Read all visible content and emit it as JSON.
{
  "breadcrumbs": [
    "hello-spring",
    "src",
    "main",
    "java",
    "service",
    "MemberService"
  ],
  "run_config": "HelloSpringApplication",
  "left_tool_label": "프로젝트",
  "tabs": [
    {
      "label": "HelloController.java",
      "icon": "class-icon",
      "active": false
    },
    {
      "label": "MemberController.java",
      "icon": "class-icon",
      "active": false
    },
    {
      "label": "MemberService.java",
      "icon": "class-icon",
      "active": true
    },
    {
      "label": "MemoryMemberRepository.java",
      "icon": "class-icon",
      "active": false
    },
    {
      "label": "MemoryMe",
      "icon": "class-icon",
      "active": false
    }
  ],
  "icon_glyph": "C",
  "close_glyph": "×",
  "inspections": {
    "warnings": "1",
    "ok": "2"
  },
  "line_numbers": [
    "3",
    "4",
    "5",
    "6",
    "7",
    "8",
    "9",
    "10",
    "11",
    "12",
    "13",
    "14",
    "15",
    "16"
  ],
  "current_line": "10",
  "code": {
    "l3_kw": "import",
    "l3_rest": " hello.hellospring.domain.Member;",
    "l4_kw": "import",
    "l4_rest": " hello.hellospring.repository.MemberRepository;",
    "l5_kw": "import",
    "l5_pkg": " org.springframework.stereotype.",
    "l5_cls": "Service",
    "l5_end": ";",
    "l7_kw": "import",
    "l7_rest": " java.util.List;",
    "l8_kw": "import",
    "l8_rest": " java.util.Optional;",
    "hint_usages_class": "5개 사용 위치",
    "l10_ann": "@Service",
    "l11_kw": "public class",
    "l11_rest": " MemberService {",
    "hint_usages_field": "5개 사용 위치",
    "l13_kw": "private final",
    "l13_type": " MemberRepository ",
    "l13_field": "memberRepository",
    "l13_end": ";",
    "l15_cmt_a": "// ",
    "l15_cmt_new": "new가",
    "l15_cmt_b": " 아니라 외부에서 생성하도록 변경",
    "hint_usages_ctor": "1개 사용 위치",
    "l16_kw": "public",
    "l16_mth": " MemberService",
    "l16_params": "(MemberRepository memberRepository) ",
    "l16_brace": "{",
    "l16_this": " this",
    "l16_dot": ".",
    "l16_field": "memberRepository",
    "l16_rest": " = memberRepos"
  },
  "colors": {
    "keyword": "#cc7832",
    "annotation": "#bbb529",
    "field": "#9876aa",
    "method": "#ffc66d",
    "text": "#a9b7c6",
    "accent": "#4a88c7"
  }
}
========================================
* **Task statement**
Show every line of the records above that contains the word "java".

* **Problem solution**
    "java",
      "label": "HelloController.java",
      "label": "MemberController.java",
      "label": "MemberService.java",
      "label": "MemoryMemberRepository.java",
    "l7_rest": " java.util.List;",
    "l8_rest": " java.util.Optional;",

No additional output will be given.